I also got to witness two very dramatic scenarios in which oxygen had to be pumped up the nostrils of some passengers, and as you can imagine, was more than exhausted when I finally touched down in Newark, which I then discovered was a whole hour away from bloody New York City. E-Weezy who was with me all the while, but who had snoozed like a baby through drama after drama on the entire flight, became the voice of reason at that point, as I was more than just a little "tetchy".

Back to the mad people walking around New York. There are hundreds of them. In my time here I have seen more creeds and colours of loonies than I thought possible. They are everywhere - uptown, midtown, downtown. And they are not just mad, they are barking mad!

To illustrate, on Tuesday afternoon, I was sitting in a cab at a red light, en route to the Meatpacking District.
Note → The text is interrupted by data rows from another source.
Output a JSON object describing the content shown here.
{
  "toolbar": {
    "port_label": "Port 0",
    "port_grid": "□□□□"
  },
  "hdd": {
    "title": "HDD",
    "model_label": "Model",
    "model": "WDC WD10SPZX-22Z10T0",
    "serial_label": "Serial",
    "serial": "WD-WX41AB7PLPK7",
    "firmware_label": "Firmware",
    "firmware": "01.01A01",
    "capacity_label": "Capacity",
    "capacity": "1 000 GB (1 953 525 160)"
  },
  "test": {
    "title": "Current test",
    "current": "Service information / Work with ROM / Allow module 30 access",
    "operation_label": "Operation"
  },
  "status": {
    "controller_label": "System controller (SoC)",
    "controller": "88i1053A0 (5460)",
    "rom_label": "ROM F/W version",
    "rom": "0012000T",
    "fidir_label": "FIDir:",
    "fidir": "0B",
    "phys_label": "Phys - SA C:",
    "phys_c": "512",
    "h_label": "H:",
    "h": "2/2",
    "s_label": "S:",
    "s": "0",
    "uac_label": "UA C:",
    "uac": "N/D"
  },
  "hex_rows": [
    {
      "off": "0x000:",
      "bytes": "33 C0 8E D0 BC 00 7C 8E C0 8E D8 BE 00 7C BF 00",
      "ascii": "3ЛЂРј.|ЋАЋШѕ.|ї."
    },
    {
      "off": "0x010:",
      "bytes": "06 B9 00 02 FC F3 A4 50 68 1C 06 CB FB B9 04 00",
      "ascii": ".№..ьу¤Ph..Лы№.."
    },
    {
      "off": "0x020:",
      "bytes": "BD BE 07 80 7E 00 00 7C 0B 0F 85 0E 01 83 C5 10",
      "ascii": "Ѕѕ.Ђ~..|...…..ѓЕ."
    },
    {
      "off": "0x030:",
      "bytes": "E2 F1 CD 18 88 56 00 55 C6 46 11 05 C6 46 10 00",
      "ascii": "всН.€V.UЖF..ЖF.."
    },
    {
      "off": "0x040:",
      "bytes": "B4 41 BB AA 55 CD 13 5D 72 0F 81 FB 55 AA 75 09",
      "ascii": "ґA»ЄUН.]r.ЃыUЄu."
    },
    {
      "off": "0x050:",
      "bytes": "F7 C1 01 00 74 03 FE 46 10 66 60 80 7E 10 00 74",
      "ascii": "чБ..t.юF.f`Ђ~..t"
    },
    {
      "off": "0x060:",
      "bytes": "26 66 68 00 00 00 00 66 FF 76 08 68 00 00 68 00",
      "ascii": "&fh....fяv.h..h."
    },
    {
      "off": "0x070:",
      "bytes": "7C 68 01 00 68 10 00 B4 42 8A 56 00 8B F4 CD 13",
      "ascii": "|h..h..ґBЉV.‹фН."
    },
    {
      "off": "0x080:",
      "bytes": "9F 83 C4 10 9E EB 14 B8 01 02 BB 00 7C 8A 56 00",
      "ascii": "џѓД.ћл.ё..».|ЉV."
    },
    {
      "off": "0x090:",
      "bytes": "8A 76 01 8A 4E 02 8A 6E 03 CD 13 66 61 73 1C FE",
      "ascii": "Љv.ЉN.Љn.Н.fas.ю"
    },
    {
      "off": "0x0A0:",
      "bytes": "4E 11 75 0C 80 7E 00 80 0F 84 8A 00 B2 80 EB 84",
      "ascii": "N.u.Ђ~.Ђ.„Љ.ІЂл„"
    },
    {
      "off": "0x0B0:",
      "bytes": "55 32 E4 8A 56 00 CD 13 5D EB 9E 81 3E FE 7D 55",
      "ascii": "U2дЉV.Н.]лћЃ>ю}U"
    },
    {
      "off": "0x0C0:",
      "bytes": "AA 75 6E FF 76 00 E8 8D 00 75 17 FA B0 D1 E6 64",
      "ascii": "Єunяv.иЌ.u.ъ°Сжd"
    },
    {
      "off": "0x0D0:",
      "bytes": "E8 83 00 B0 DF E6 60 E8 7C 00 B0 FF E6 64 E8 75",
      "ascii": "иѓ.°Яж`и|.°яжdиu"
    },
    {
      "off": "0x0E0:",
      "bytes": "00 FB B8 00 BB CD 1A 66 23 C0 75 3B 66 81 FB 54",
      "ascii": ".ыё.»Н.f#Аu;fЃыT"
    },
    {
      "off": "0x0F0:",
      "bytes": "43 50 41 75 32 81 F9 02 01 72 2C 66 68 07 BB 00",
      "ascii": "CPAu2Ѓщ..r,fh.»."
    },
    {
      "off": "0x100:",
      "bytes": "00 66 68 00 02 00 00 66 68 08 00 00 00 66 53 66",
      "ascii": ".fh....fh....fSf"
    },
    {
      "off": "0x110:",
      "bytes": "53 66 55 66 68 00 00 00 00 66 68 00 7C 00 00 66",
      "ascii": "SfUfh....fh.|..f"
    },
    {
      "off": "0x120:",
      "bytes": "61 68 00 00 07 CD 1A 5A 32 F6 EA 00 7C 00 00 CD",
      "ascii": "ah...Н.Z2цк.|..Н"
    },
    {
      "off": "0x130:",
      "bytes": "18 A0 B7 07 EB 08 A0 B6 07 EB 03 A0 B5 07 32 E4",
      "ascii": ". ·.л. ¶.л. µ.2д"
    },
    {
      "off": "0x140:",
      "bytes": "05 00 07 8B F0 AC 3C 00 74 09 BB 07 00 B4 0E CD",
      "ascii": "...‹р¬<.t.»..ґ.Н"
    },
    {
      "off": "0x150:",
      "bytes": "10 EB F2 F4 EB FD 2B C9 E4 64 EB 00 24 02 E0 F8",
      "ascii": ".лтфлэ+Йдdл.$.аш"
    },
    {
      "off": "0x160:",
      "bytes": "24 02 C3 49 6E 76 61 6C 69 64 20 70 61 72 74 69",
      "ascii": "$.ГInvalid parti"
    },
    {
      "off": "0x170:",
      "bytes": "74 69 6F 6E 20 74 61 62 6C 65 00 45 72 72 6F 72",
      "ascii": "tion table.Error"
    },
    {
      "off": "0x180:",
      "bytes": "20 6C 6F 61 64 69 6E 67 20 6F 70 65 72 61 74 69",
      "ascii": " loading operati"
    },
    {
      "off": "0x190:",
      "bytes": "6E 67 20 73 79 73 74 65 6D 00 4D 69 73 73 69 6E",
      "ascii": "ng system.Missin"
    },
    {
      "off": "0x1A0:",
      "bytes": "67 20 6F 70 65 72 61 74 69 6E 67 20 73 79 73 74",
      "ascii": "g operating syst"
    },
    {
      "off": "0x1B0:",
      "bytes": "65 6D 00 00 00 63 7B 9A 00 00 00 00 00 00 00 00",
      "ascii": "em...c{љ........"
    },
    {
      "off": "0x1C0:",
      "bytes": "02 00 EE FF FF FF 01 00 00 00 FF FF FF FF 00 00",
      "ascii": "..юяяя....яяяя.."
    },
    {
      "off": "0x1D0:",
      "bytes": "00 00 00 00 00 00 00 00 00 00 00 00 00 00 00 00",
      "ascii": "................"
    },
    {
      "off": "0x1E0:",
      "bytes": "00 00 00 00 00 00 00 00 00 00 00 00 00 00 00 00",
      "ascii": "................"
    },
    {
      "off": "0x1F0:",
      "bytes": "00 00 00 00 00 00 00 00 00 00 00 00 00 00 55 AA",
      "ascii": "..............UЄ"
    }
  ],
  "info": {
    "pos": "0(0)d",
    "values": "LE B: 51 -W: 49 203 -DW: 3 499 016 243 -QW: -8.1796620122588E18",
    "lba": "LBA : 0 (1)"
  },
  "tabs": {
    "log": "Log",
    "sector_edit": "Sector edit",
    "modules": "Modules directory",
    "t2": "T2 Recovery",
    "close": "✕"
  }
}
I was watching a lady struggle with her blonde toddler and a pushchair on the sidewalk, when I noticed a tall black man in a blue beanie strolling in their direction. He had a Samuel L. Jackson (on a crazy day) bounce to his walk, and he had huge beady eyes, and little tufts of grey hair all over his neck and chin.

Dude in the blue beanie bounces over to two big blue bins. He lifts the lid off the first one, looks to his left and then to his right, and spits into the bin. In my head I'm thinking, "What the hell is this man doing?" He then goes to the next blue bin, lifts the lid, and does the exact same thing. Then he walks to the crossing, where my cab is still sitting, kicks a trash can (they don't say dust bin here) until it falls over, and stomps across the road.

The lights change, my cab begins to crawl, and as we inch closer to the blue bins I see the white stickers on their lids with the words 'United States Postal Service'.

Even though I think it would be uncharacteristic for the tramps in London to do that kind of thing, I doubt they would have much luck propelling their saliva through the tiny slits in the red Royal Mail boxes. Why? Because we have a postal service that plans for such eventualities! New Yorkers I am afraid to say, do not. So in a few days' time when I get back to London and begin the tedious sift through my mail, I am pretty confident that it will be saliva-free. And even if it isn't, I will be so wonderfully stuffed from my gynormous bites of crazy (but deliciously juicy) apple, that I doubt I will care. Xxx

Tuesday, October 02, 2007

The Land Is Green

This is such a positive message, on a personal and a national level.

I know you heard it yonks ago, but we need constant reminders never to give up hope.

Happy Belated Independence Day!

(You know I'm always late)